By Sujit Bhar
Tamil Nadu Chief Minister Edappadi K Palaniswami on February 18 won his trust vote and secured his place as the topmost executive in the state.
In a hugely rumbustious and crazy session, adjourned twice with the Speaker manhandled and the opposing DMK, including its leader Stalin ousted, Palaniswami won with his 122 MLAs. Against him were the votes of 11 MLAs which O Panneerselvam could muster. The Congress, too, had walked out.
Tamil Nadu governor C Vidyasagar Rao had given Palaniswami, the newly-sworn chief minister, 15 days to prove his strength on the floor of the house. But 15 days is a long time, and millions can change hands in a jiffy, purchasing support from MLAs and breaking established formations.
Palaniswami thus chose the clever path: Have his floor test on Saturday itself. That would give interested parties less time to haggle and pay MLAs who were eager to make a quick buck on the side. And there surely were many of them.

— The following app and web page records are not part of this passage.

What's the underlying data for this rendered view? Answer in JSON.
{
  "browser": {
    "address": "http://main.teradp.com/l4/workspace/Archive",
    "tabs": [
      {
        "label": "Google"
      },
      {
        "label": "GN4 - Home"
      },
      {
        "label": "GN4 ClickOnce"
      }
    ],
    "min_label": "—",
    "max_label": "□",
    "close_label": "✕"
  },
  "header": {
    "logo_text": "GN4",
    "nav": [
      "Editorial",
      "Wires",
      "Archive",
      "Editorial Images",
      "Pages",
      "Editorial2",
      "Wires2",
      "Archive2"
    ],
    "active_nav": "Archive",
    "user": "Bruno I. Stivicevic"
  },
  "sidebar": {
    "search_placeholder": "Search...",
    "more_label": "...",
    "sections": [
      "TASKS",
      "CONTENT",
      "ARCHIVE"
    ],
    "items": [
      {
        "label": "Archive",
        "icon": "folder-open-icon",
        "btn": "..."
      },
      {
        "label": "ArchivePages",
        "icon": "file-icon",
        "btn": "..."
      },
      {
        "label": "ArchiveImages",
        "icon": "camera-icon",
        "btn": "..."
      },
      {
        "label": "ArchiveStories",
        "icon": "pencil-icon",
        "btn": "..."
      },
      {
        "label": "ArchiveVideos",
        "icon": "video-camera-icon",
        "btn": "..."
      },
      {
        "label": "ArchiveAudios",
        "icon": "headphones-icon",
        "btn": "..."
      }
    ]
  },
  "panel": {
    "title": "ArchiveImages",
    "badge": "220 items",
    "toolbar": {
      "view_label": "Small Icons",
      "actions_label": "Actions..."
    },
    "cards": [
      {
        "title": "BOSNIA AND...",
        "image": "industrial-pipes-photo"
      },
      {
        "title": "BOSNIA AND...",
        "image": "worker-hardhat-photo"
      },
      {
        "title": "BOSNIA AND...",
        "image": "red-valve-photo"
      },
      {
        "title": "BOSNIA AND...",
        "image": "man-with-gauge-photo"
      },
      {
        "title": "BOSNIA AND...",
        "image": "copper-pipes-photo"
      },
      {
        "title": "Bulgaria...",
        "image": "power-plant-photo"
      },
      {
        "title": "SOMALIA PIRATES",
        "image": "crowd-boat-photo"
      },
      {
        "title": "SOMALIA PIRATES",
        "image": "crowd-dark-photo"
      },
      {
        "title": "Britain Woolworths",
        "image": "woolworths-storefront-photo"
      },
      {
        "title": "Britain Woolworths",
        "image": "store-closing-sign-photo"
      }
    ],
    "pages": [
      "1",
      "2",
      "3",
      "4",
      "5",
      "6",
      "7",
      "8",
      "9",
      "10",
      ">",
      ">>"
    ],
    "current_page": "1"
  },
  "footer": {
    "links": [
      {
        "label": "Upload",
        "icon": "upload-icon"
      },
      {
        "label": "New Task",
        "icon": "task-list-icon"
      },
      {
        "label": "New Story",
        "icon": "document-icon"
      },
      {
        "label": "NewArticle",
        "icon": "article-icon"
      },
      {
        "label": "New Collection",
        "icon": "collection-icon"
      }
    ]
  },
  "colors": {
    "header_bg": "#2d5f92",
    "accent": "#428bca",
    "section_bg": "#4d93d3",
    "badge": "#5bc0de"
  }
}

This took the opposition—DMK—by surprise. They had announced their desire to vote against Palaniswami in the trust vote, and knowing their strength to be just 89 against Palaniswami’s 124, money was arranged. Here is where a third party came into the picture, probably one with an even larger power base around the country and zilch in Tamil Nadu. What they have is oodles of money and none of the ethical hang-ups that a regional party might have.
Hence the first attempt was to have a secret ballot. That would have enabled quick crossing of floor with promise of huge bounties awaiting outside.
House Speaker P Dhanapal said no. Then there was a clamour to postpone the trust vote. The Speaker said no.
That was when pandemonium broke out. Panneerselvam demanded that his MLAs should be allowed to go back to their constituencies, consult their electorate and return to vote. Guess what? This is solid logic. The people voted for one J Jayalalithaa and not for her accomplices in crime. People should decide.
Who is P Dhanapal?
P Dhanapal, currently the Speaker of the Tamil Nadu Legislative Assembly, had been earlier elected to the Tamil Nadu assembly as an Anna Dravida Munnetra Kazhagam candidate from Sankagiri constituency in 1977, 1980 and 1984 and 2001. Then again, in 2011 and 2016, he won from Rasipuram and Avinashi constituencies, respectively.
There was a catch, however. This interregnum can be efficiently used by those who want to bribe the MLAs into switching sides or abstaining. The Speaker said no.
In the ruckus, the Speaker’s shirt was torn—DMK leader Stalin said the speaker tore it himself—and the microphone and chair broke. The table was upturned.
A frustrated Speaker was supposed to have said: “Where do I complain about the harassment that I was subjected to in the house?”
So the assembly was adjourned twice, once at 1pm and the next at 3pm and 88 DDMK MLAs were thrown out of the house on grounds of discipline.
In the morning it was rumoured that Palaniswami’s support base had dwindled further, to 116 (from the overnight 124) and it was clear which way the wind was blowing.
The media was kept out of the proceedings, with correspondents working only on leaked information. The media room audio and video feeds were cut and the chaos outside was a mirror to what was happening inside.
Leaked video footage soon emerged, showing more than one MLA sitting in the speaker’s chair in protest as marshals trooped in to herd the MLAs out.
When it became too much, the speaker ordered assembly police to evict all 88 DMK MLAs, bringing down the strength of the Assembly for the trust vote.
With nobody willing to listen and DMK MLAs not moving, the assembly was adjourned again till 3pm.
The final outcome was, somehow, expected, though.